Put to one side the vaccination programme. The UK Government’s response to the pandemic was erratic. Waiting lists in the NHS are now over six million. It will be difficult to reduce those numbers quickly because patients will present with much worse conditions than they usually would. People will experience more pain for longer before they are treated.

At a macroeconomic level, Burn-Murdoch has already demonstrated that poor health is having a measurable effect. Long Covid and untreated illnesses are reducing the UK workforce. Fewer people in work means output is lower. Such observations are commonplace in development economics.

We tend to assume that the governments of advanced economies will not be so careless of their citizens’ lives.

Such a government deserves to lose the next General Election and to lose it badly. The almost inevitable denouement will be Jacob Rees-Mogg languidly haranguing corpses for malingering.

For readers of The National, the prognosis for the next UK General Election may be interesting, but it seems to do little to bring about Scotland’s independence.

READ MORE: Graph shows exactly how Tory tax cuts make the rich richer 

Think of Scotland as a 40:30:30 society.
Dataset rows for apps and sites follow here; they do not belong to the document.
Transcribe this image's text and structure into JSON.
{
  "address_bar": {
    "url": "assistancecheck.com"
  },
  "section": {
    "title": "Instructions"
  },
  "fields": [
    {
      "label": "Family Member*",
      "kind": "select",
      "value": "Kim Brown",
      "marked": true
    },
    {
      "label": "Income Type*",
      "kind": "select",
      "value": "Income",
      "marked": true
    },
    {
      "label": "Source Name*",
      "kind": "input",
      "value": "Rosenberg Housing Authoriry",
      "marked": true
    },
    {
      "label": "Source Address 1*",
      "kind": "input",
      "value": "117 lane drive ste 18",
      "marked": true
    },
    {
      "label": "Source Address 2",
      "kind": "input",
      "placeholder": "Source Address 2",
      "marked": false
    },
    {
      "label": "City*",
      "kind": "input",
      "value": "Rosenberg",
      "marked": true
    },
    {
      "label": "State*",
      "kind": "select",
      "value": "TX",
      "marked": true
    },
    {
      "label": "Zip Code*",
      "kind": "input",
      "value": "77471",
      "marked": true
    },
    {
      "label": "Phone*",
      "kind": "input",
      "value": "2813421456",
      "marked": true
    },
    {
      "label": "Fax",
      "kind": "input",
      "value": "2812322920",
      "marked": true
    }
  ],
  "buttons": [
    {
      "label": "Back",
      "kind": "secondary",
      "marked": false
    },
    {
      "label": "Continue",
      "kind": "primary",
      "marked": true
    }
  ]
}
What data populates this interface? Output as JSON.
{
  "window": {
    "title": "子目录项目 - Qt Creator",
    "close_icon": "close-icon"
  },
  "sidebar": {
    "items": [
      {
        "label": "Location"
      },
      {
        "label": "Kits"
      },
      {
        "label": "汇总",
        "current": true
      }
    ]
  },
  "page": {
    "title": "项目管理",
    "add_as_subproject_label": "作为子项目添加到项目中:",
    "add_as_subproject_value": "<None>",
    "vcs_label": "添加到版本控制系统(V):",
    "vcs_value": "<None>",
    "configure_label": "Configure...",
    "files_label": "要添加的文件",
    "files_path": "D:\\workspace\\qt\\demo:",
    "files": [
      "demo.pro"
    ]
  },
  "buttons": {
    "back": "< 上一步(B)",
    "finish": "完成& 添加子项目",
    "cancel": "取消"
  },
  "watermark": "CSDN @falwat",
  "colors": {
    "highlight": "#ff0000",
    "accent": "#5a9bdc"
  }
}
That’s 40% of the population who are doing well, keeping up with their European counterparts. Another 30% are managing but having to count pennies carefully this winter. And 30% are struggling, many of them disengaged from politics.
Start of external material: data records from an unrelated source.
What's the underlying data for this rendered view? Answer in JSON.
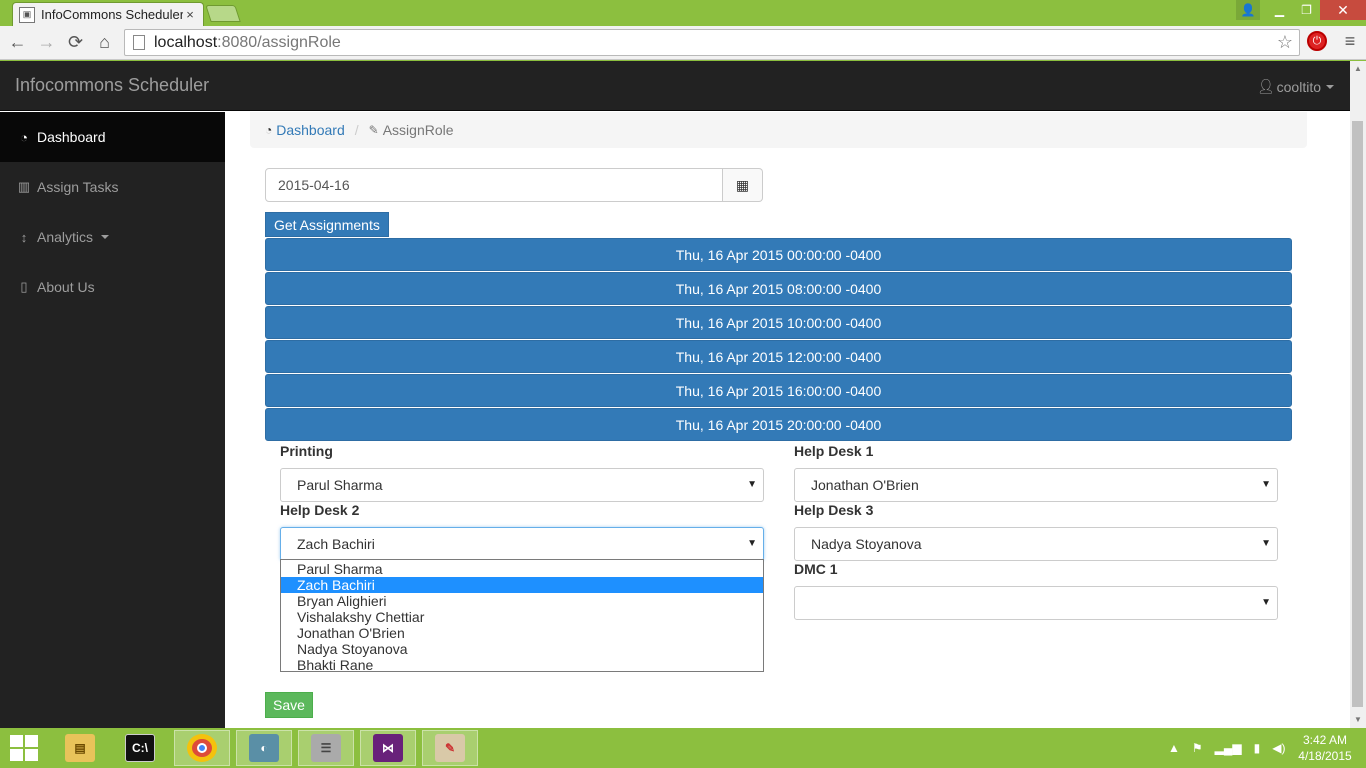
{
  "browser": {
    "tab_title": "InfoCommons Scheduler",
    "tab_close": "×",
    "url_host": "localhost",
    "url_rest": ":8080/assignRole",
    "window_controls": [
      "user-icon",
      "minimize-icon",
      "restore-icon",
      "close-icon"
    ]
  },
  "navbar": {
    "brand": "Infocommons Scheduler",
    "user": "cooltito"
  },
  "sidebar": {
    "items": [
      {
        "label": "Dashboard",
        "icon": "dashboard-icon",
        "active": true
      },
      {
        "label": "Assign Tasks",
        "icon": "bar-chart-icon",
        "active": false
      },
      {
        "label": "Analytics",
        "icon": "vertical-arrows-icon",
        "active": false,
        "has_dropdown": true
      },
      {
        "label": "About Us",
        "icon": "file-icon",
        "active": false
      }
    ]
  },
  "breadcrumb": {
    "items": [
      {
        "label": "Dashboard",
        "icon": "dashboard-icon"
      },
      {
        "label": "AssignRole",
        "icon": "edit-icon"
      }
    ],
    "separator": "/"
  },
  "form": {
    "date_value": "2015-04-16",
    "get_button": "Get Assignments",
    "save_button": "Save"
  },
  "slots": [
    "Thu, 16 Apr 2015 00:00:00 -0400",
    "Thu, 16 Apr 2015 08:00:00 -0400",
    "Thu, 16 Apr 2015 10:00:00 -0400",
    "Thu, 16 Apr 2015 12:00:00 -0400",
    "Thu, 16 Apr 2015 16:00:00 -0400",
    "Thu, 16 Apr 2015 20:00:00 -0400"
  ],
  "roles": {
    "printing": {
      "label": "Printing",
      "value": "Parul Sharma"
    },
    "help_desk_1": {
      "label": "Help Desk 1",
      "value": "Jonathan O'Brien"
    },
    "help_desk_2": {
      "label": "Help Desk 2",
      "value": "Zach Bachiri"
    },
    "help_desk_3": {
      "label": "Help Desk 3",
      "value": "Nadya Stoyanova"
    },
    "dmc_1": {
      "label": "DMC 1",
      "value": ""
    }
  },
  "dropdown_options": [
    "Parul Sharma",
    "Zach Bachiri",
    "Bryan Alighieri",
    "Vishalakshy Chettiar",
    "Jonathan O'Brien",
    "Nadya Stoyanova",
    "Bhakti Rane"
  ],
  "dropdown_selected": "Zach Bachiri",
  "taskbar": {
    "apps": [
      "file-explorer-icon",
      "command-prompt-icon",
      "chrome-icon",
      "remote-desktop-icon",
      "database-icon",
      "visual-studio-icon",
      "paint-icon"
    ],
    "time": "3:42 AM",
    "date": "4/18/2015"
  },
  "colors": {
    "primary": "#337ab7",
    "success": "#5cb85c",
    "navbar": "#222222",
    "taskbar": "#8cbf3f",
    "dropdown_highlight": "#1e90ff"
  }
}
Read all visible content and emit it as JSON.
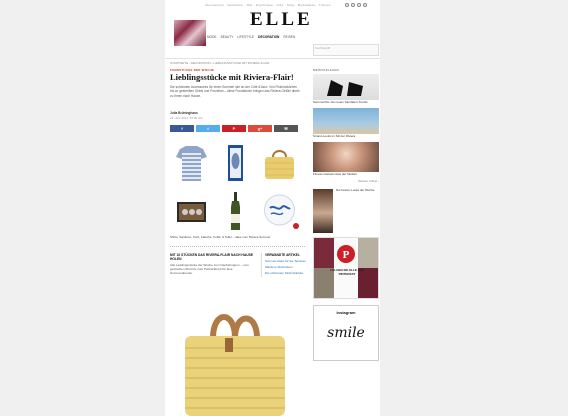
{
  "header": {
    "top_links": "Abonnement · Newsletter · Wer · Ergebnisse · Jobs · Shop · Mediadaten · Themen",
    "logo": "ELLE",
    "search_placeholder": "Suchbegriff",
    "nav": [
      "MODE",
      "BEAUTY",
      "LIFESTYLE",
      "DECORATION",
      "REISEN"
    ]
  },
  "article": {
    "breadcrumb": "STARTSEITE › DECORATION › LIEBLINGSSTÜCKE MIT RIVIERA-FLAIR",
    "kicker": "FUNDSTÜCKE DER WOCHE",
    "title": "Lieblingsstücke mit Riviera-Flair!",
    "intro": "Die schönsten Accessoires für einen Sommer wie an der Côte d'Azur: Von Picknickkörben bis zu gestreiften Shirts und Porzellan – diese Fundstücke bringen das Riviera-Gefühl direkt zu Ihnen nach Hause.",
    "author": "Julia Brüninghaus",
    "date": "24. Juni 2014, 10:00 Uhr",
    "share": [
      {
        "label": "f",
        "color": "#3b5998"
      },
      {
        "label": "t",
        "color": "#55acee"
      },
      {
        "label": "P",
        "color": "#cb2027"
      },
      {
        "label": "g+",
        "color": "#dd4b39"
      },
      {
        "label": "✉",
        "color": "#555555"
      }
    ],
    "caption": "Shirts, Sardinen, Korb, Flasche, Koffer & Teller – alles zum Riviera-Sommer",
    "box_title": "MIT 10 STÜCKEN DAS RIVIERA-FLAIR NACH HAUSE HOLEN",
    "box_text": "Alle Lieblingsstücke der Woche zum Nachshoppen – vom gestreiften Shirt bis zum Picknickkorb für laue Sommerabende.",
    "related_title": "VERWANDTE ARTIKEL",
    "related": [
      "Sommer-Deko für die Terrasse",
      "Maritime Wohnideen",
      "Die schönsten Picknickkörbe"
    ]
  },
  "sidebar": {
    "head": "MEISTGELESEN",
    "items": [
      "Sommerhits: die neuen Sandalen-Trends",
      "Strand-Looks im Stil der Riviera",
      "Fitness-Geheimnisse der Models"
    ],
    "more": "Weitere Artikel ›",
    "promo_text": "Die besten Looks der Woche",
    "pinterest_label": "FOLGEN SIE ELLE AUF PINTEREST",
    "instagram_label": "Instagram",
    "smile": "smile"
  }
}
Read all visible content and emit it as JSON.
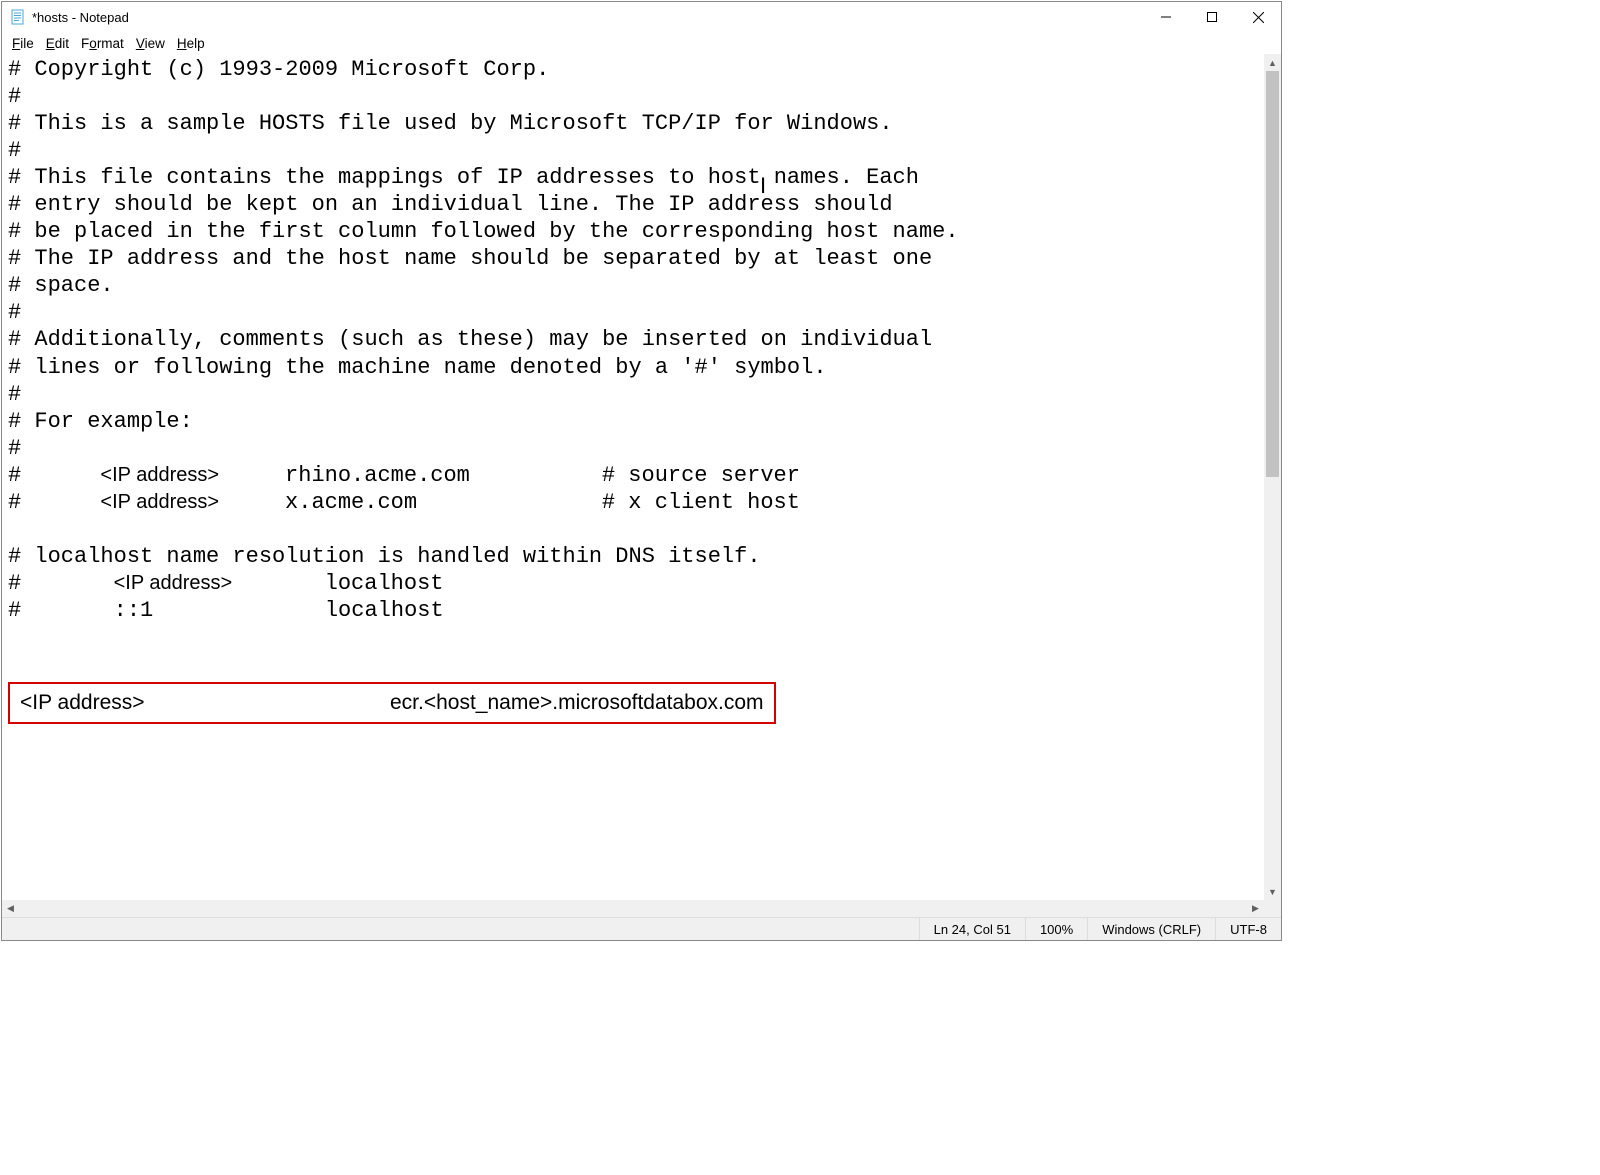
{
  "title": "*hosts - Notepad",
  "menu": {
    "file": "File",
    "edit": "Edit",
    "format": "Format",
    "view": "View",
    "help": "Help"
  },
  "content": {
    "line01": "# Copyright (c) 1993-2009 Microsoft Corp.",
    "line02": "#",
    "line03": "# This is a sample HOSTS file used by Microsoft TCP/IP for Windows.",
    "line04": "#",
    "line05": "# This file contains the mappings of IP addresses to host names. Each",
    "line06": "# entry should be kept on an individual line. The IP address should",
    "line07": "# be placed in the first column followed by the corresponding host name.",
    "line08": "# The IP address and the host name should be separated by at least one",
    "line09": "# space.",
    "line10": "#",
    "line11": "# Additionally, comments (such as these) may be inserted on individual",
    "line12": "# lines or following the machine name denoted by a '#' symbol.",
    "line13": "#",
    "line14": "# For example:",
    "line15": "#",
    "line16a": "#      ",
    "line16b": "<IP address>",
    "line16c": "     rhino.acme.com          # source server",
    "line17a": "#      ",
    "line17b": "<IP address>",
    "line17c": "     x.acme.com              # x client host",
    "line18": "",
    "line19": "# localhost name resolution is handled within DNS itself.",
    "line20a": "#       ",
    "line20b": "<IP address>",
    "line20c": "       localhost",
    "line21": "#       ::1             localhost",
    "highlight_ip": "<IP address>",
    "highlight_host": "ecr.<host_name>.microsoftdatabox.com"
  },
  "status": {
    "position": "Ln 24, Col 51",
    "zoom": "100%",
    "line_ending": "Windows (CRLF)",
    "encoding": "UTF-8"
  }
}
It’s a crude simplification, but in elections, the bottom 30% have almost no voice. Think of those constituencies in Glasgow in which scarcely half of the population cast votes, while in the leafy suburbs, gerrymandered out of the city into East Dunbartonshire or East Renfrewshire, up to 85% of the population might vote.

By expecting people not to vote, political parties can safely ignore a substantial chunk of the population. The strategy of opponents of independence, once they need to engage with a referendum, will presumably be to appeal to the 40%, asking them what the point will be in taking the risk of choosing independence. It might just give them a majority.

Part of the case for independence will counter those claims. But it seems possible that the UK Government is inadvertently opening up new opportunities for the Yes campaign. Its willingness to increase social and economic inequality could mean that we are moving towards a 30:30:40 society – in which more people will feel that their lives are precarious.

I am not sure how to frame these opportunities for the independence campaign, except that I keep thinking about the Labour Party’s argument from 1945, “Never again,” and its two promises – not to go back to the unemployment of the 1930s; and that there would be a National Health Service.

In the 1940s, Labour Party politicians were confident the NHS would soon pay for itself, and its budget would fall. Infection control would mean we would all live much longer lives, and child deaths would become truly exceptional. But cardiovascular disease and cancer instead became serious problems.

There is a part of me thinking that the referendum campaign needs to go well beyond saying that Scotland will protect the NHS. That should almost go without saying. But too often, the NHS is responsive. Suffer a stroke, and it springs into action. Have high blood pressure, and a doctor will prescribe medication and discuss lifestyle.

A healthy Scotland would value all its citizens’ well-being. That should be enough for it to be the antithesis of the UK. If we look to Scandinavia – and specifically Finland – the state considers that its responsibilities to its future citizens begin before birth.

Maternal care is exemplary. Early years support for children enables parents to have substantial leave from employment, as well as ensuring there is affordable, high-quality childcare. Education is far more egalitarian. The people prosper.

And if the people prosper, then growth will look after itself. Equality of opportunity leads to more innovation. Better health increases productivity. Education improves both. But that’s a utilitarian economic argument.

Simply, this should be an ethical duty for the Scottish state.